It appears that political leadership in Hungary is not burdened by the social angst that seemingly plagues a large number of its American counterparts, particularly when it comes to the matter of protecting a nation from the threats associated with mass immigration.
According to the online presence of Raidió Teilifís Éireann, Ireland’s national public broadcasting service, Hungary’s Prime Minister, Viktor Orban, announced Friday morning that his nation will build a second fence along its southern border to repel any new “wave” of migration from Turkey.
Orban’s concern has to do with what he fears may be an impending breakdown of the tenuous deal struck between the European Union and Turkey to reduce the flow of immigrants from the Middle East and North Africa into Europe. Turkey has proven to be the principal gateway for migrants heading to Europe, and while the agreement currently in place with the EU promises Turkey both aid and fewer travel restrictions on its citizens in exchange for clamping down on migrant flow, Tayyip Erdogan, the President of Turkey, has made it clear he does not think the EU is holding up its end of the deal.
In discussing the prospect of a second fence, Orban said, “Technical planning is under way to erect a more massive defence system next to the existing line of defence which was built quickly [last year].
“Then if it does not work with nice words, we will have to stop them with force, and we will do so.”
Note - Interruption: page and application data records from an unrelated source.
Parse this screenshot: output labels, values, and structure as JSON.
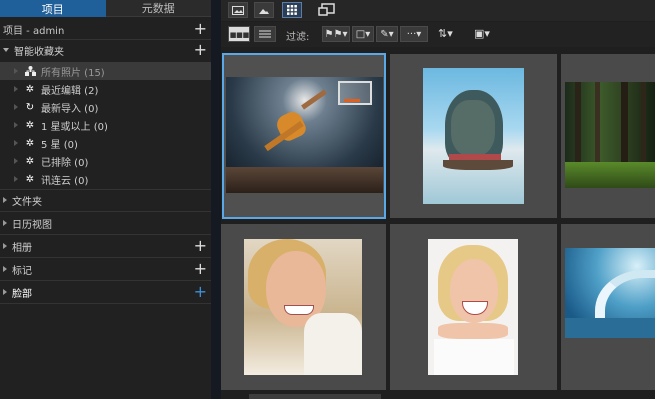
{
  "tabs": [
    "项目",
    "元数据"
  ],
  "project": {
    "label": "项目 - admin"
  },
  "smart_collections": {
    "label": "智能收藏夹",
    "items": [
      {
        "label": "所有照片 (15)"
      },
      {
        "label": "最近编辑 (2)"
      },
      {
        "label": "最新导入 (0)"
      },
      {
        "label": "1 星或以上 (0)"
      },
      {
        "label": "5 星 (0)"
      },
      {
        "label": "已排除 (0)"
      },
      {
        "label": "讯连云 (0)"
      }
    ]
  },
  "sections": [
    {
      "label": "文件夹"
    },
    {
      "label": "日历视图"
    },
    {
      "label": "相册"
    },
    {
      "label": "标记"
    },
    {
      "label": "脸部"
    }
  ],
  "toolbar": {
    "filter_label": "过滤:"
  },
  "colors": {
    "accent": "#1f5f9a",
    "selection": "#5aa8e8",
    "add_blue": "#3f8fd8"
  },
  "icons": [
    "view-library-icon",
    "view-landscape-icon",
    "view-grid-icon",
    "fullscreen-icon",
    "thumb-small-icon",
    "thumb-list-icon",
    "flag-filter-icon",
    "label-filter-icon",
    "edit-filter-icon",
    "more-filter-icon",
    "sort-icon",
    "stack-icon"
  ],
  "photos": [
    "basketball-dunk",
    "rock-island-boat",
    "forest",
    "smiling-woman",
    "laughing-girl",
    "ocean-wave"
  ]
}
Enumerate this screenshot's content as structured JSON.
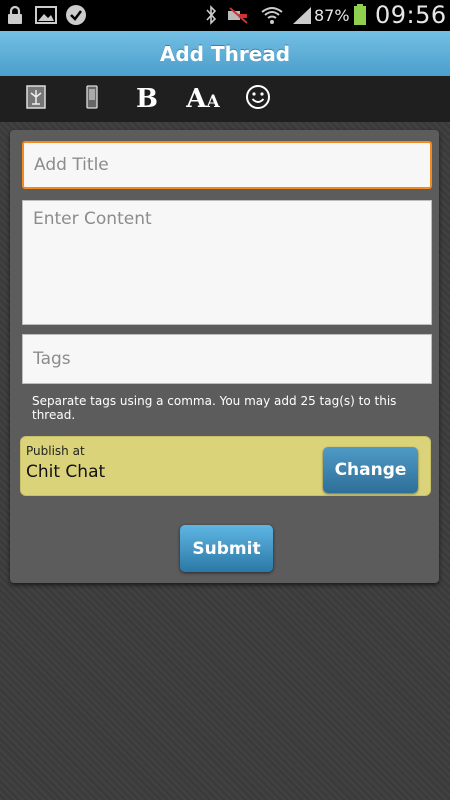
{
  "status_bar": {
    "battery_percent": "87%",
    "time": "09:56",
    "icons": [
      "lock-icon",
      "image-icon",
      "check-circle-icon",
      "bluetooth-icon",
      "mute-icon",
      "wifi-icon",
      "signal-icon",
      "battery-icon"
    ]
  },
  "header": {
    "title": "Add Thread"
  },
  "toolbar": {
    "buttons": [
      {
        "name": "insert-image",
        "icon": "image-icon"
      },
      {
        "name": "insert-media",
        "icon": "phone-icon"
      },
      {
        "name": "bold",
        "label": "B"
      },
      {
        "name": "font-size",
        "label": "AA"
      },
      {
        "name": "emoji",
        "icon": "smiley-icon"
      }
    ]
  },
  "form": {
    "title_placeholder": "Add Title",
    "content_placeholder": "Enter Content",
    "tags_placeholder": "Tags",
    "tags_hint": "Separate tags using a comma. You may add 25 tag(s) to this thread.",
    "publish_label": "Publish at",
    "publish_value": "Chit Chat",
    "change_label": "Change",
    "submit_label": "Submit"
  },
  "colors": {
    "header": "#5aafd9",
    "accent_focus": "#f38a1f",
    "publish_bg": "#dbd37a",
    "button": "#3f86b5"
  }
}
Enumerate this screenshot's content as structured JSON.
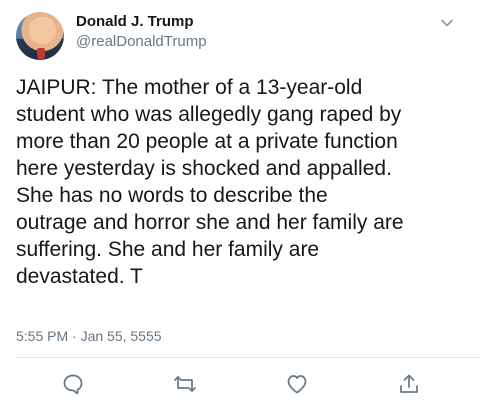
{
  "tweet": {
    "author_name": "Donald J. Trump",
    "author_handle": "@realDonaldTrump",
    "text": "JAIPUR: The mother of a 13-year-old\nstudent who was allegedly gang raped by\nmore than 20 people at a private function\nhere yesterday is shocked and appalled.\nShe has no words to describe the\noutrage and horror she and her family are\nsuffering. She and her family are\ndevastated. T",
    "timestamp": "5:55 PM · Jan 55, 5555"
  },
  "icons": {
    "menu": "chevron-down-icon",
    "reply": "reply-icon",
    "retweet": "retweet-icon",
    "like": "heart-icon",
    "share": "share-icon"
  },
  "colors": {
    "text": "#14171a",
    "secondary": "#657786",
    "divider": "#e1e8ed"
  }
}
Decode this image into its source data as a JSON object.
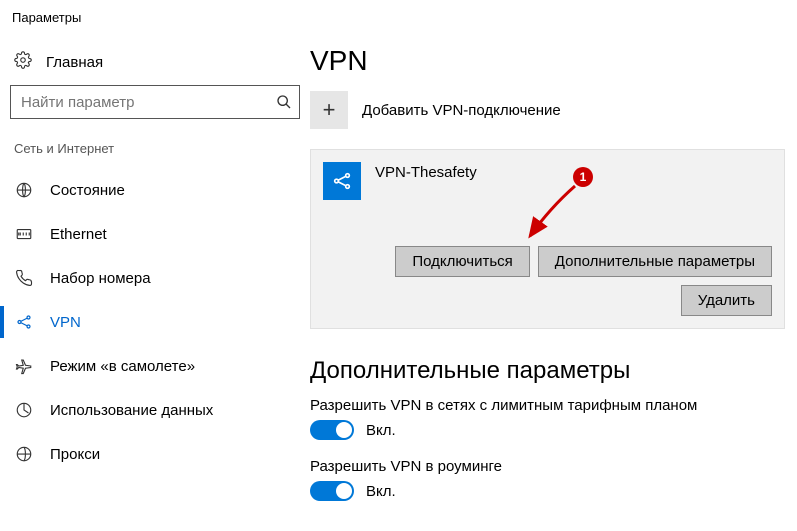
{
  "app_title": "Параметры",
  "home_label": "Главная",
  "search_placeholder": "Найти параметр",
  "nav_group": "Сеть и Интернет",
  "nav": [
    {
      "label": "Состояние"
    },
    {
      "label": "Ethernet"
    },
    {
      "label": "Набор номера"
    },
    {
      "label": "VPN"
    },
    {
      "label": "Режим «в самолете»"
    },
    {
      "label": "Использование данных"
    },
    {
      "label": "Прокси"
    }
  ],
  "page_title": "VPN",
  "add_label": "Добавить VPN-подключение",
  "connection": {
    "name": "VPN-Thesafety",
    "connect_btn": "Подключиться",
    "advanced_btn": "Дополнительные параметры",
    "delete_btn": "Удалить"
  },
  "extra_section_title": "Дополнительные параметры",
  "settings": [
    {
      "label": "Разрешить VPN в сетях с лимитным тарифным планом",
      "state": "Вкл."
    },
    {
      "label": "Разрешить VPN в роуминге",
      "state": "Вкл."
    }
  ],
  "annotation_badge": "1"
}
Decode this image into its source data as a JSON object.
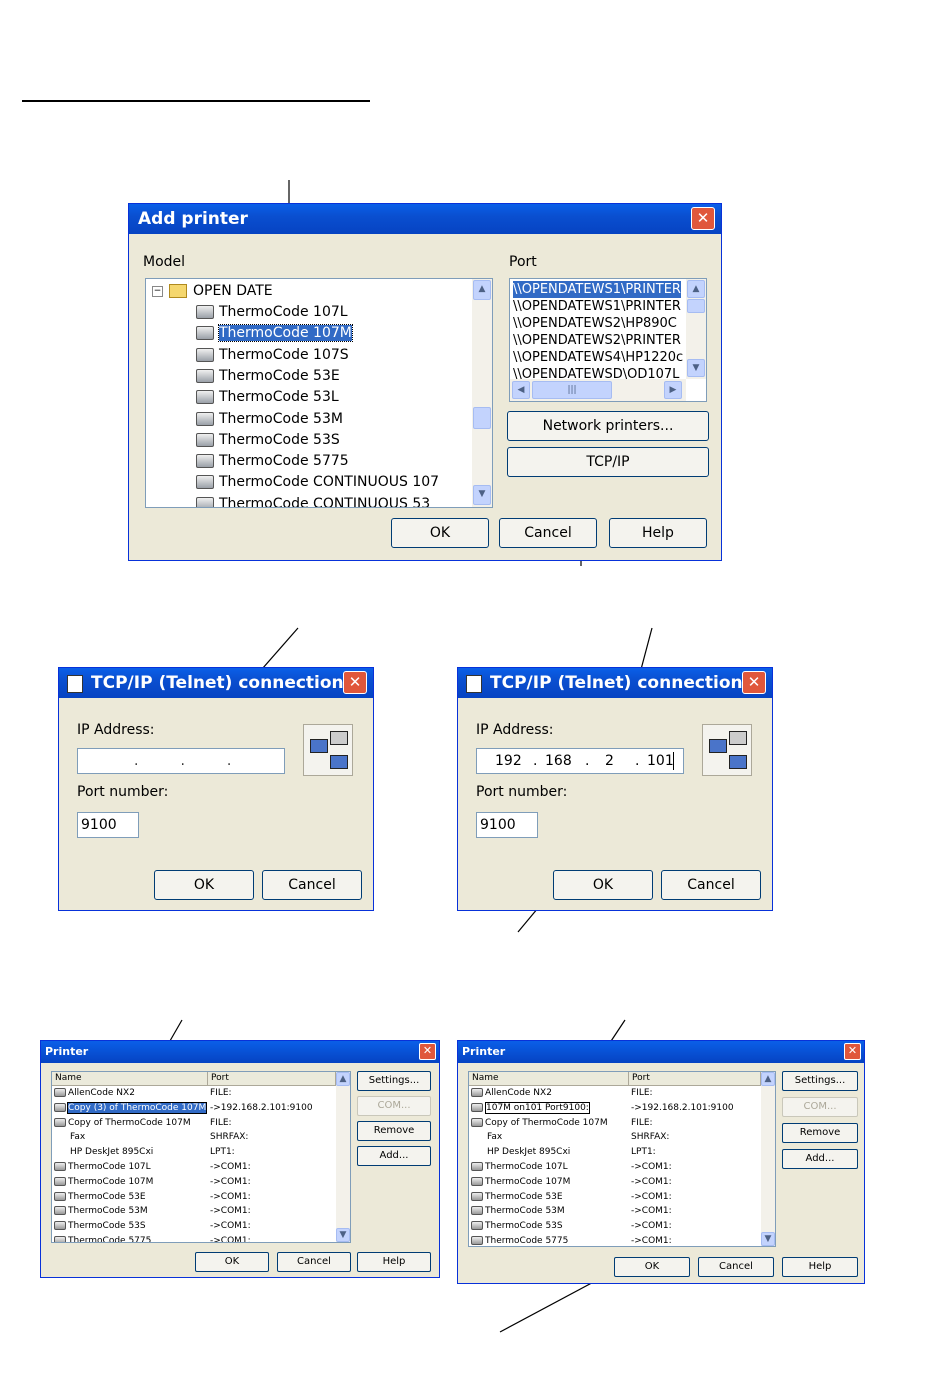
{
  "add_printer": {
    "title": "Add printer",
    "model_label": "Model",
    "port_label": "Port",
    "tree_root": "OPEN DATE",
    "tree_items": [
      "ThermoCode 107L",
      "ThermoCode 107M",
      "ThermoCode 107S",
      "ThermoCode 53E",
      "ThermoCode 53L",
      "ThermoCode 53M",
      "ThermoCode 53S",
      "ThermoCode 5775",
      "ThermoCode CONTINUOUS 107",
      "ThermoCode CONTINUOUS 53"
    ],
    "selected_item": "ThermoCode 107M",
    "ports": [
      "\\\\OPENDATEWS1\\PRINTER",
      "\\\\OPENDATEWS1\\PRINTER",
      "\\\\OPENDATEWS2\\HP890C",
      "\\\\OPENDATEWS2\\PRINTER",
      "\\\\OPENDATEWS4\\HP1220c",
      "\\\\OPENDATEWSD\\OD107L"
    ],
    "network_printers_label": "Network printers...",
    "tcpip_label": "TCP/IP",
    "ok_label": "OK",
    "cancel_label": "Cancel",
    "help_label": "Help"
  },
  "tcp_left": {
    "title": "TCP/IP (Telnet) connection",
    "ip_label": "IP Address:",
    "ip_value": ". . .",
    "port_label": "Port number:",
    "port_value": "9100",
    "ok_label": "OK",
    "cancel_label": "Cancel"
  },
  "tcp_right": {
    "title": "TCP/IP (Telnet) connection",
    "ip_label": "IP Address:",
    "ip_parts": [
      "192",
      "168",
      "2",
      "101"
    ],
    "port_label": "Port number:",
    "port_value": "9100",
    "ok_label": "OK",
    "cancel_label": "Cancel"
  },
  "printer_left": {
    "title": "Printer",
    "col_name": "Name",
    "col_port": "Port",
    "rows": [
      {
        "name": "AllenCode NX2",
        "port": "FILE:"
      },
      {
        "name": "Copy (3) of ThermoCode 107M",
        "port": "->192.168.2.101:9100"
      },
      {
        "name": "Copy of ThermoCode 107M",
        "port": "FILE:"
      },
      {
        "name": "Fax",
        "port": "SHRFAX:"
      },
      {
        "name": "HP DeskJet 895Cxi",
        "port": "LPT1:"
      },
      {
        "name": "ThermoCode 107L",
        "port": "->COM1:"
      },
      {
        "name": "ThermoCode 107M",
        "port": "->COM1:"
      },
      {
        "name": "ThermoCode 53E",
        "port": "->COM1:"
      },
      {
        "name": "ThermoCode 53M",
        "port": "->COM1:"
      },
      {
        "name": "ThermoCode 53S",
        "port": "->COM1:"
      },
      {
        "name": "ThermoCode 5775",
        "port": "->COM1:"
      }
    ],
    "settings_label": "Settings...",
    "com_label": "COM...",
    "remove_label": "Remove",
    "add_label": "Add...",
    "ok_label": "OK",
    "cancel_label": "Cancel",
    "help_label": "Help"
  },
  "printer_right": {
    "title": "Printer",
    "col_name": "Name",
    "col_port": "Port",
    "rows": [
      {
        "name": "AllenCode NX2",
        "port": "FILE:"
      },
      {
        "name": "107M on101 Port9100:",
        "port": "->192.168.2.101:9100"
      },
      {
        "name": "Copy of ThermoCode 107M",
        "port": "FILE:"
      },
      {
        "name": "Fax",
        "port": "SHRFAX:"
      },
      {
        "name": "HP DeskJet 895Cxi",
        "port": "LPT1:"
      },
      {
        "name": "ThermoCode 107L",
        "port": "->COM1:"
      },
      {
        "name": "ThermoCode 107M",
        "port": "->COM1:"
      },
      {
        "name": "ThermoCode 53E",
        "port": "->COM1:"
      },
      {
        "name": "ThermoCode 53M",
        "port": "->COM1:"
      },
      {
        "name": "ThermoCode 53S",
        "port": "->COM1:"
      },
      {
        "name": "ThermoCode 5775",
        "port": "->COM1:"
      }
    ],
    "settings_label": "Settings...",
    "com_label": "COM...",
    "remove_label": "Remove",
    "add_label": "Add...",
    "ok_label": "OK",
    "cancel_label": "Cancel",
    "help_label": "Help"
  },
  "colors": {
    "titlebar": "#0a4fd0",
    "face": "#ece9d8",
    "selection": "#316ac5",
    "close": "#e0573b"
  }
}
Hardly the sort of rhetoric you will hear from any of America’s leaders. We’ve heard something that sounds a little like that from candidate Donald Trump, but even he seems to be telegraphing a softening of his stance on immigration these days.
By Robert G. Yetman, Jr. Editor At Large